Below are records; copy every line among them that contains the word "友情链接".

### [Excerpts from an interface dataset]
----

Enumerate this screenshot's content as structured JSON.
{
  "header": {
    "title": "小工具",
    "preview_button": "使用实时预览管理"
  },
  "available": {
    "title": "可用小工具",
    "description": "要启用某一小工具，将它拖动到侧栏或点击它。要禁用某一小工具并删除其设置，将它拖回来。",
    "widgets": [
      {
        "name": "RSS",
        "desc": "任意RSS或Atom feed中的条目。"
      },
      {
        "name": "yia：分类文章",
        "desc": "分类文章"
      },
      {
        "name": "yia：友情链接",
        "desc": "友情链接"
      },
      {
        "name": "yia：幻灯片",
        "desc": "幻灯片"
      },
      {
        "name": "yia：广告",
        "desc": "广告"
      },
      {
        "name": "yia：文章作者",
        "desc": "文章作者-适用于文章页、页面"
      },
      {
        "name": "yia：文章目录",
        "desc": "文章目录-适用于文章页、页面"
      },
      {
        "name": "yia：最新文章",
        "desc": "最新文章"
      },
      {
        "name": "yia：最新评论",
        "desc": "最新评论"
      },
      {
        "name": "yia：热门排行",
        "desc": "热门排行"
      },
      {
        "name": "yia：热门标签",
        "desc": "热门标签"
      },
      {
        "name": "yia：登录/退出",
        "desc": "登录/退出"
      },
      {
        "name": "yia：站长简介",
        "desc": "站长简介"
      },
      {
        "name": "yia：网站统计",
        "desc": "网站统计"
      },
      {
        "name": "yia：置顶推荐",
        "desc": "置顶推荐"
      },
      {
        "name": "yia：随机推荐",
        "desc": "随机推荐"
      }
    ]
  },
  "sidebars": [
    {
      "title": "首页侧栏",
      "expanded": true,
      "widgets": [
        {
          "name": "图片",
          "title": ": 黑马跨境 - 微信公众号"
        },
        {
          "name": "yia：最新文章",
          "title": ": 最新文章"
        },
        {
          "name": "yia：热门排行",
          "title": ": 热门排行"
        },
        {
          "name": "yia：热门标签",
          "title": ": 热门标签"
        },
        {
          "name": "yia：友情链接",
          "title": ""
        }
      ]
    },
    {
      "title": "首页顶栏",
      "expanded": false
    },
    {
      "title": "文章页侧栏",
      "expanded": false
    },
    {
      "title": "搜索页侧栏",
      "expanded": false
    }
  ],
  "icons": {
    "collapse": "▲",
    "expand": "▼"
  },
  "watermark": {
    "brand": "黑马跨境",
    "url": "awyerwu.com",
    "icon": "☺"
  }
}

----

### [RESPONSE AREA]
        "name": "yia：友情链接",
        "desc": "友情链接"
          "name": "yia：友情链接",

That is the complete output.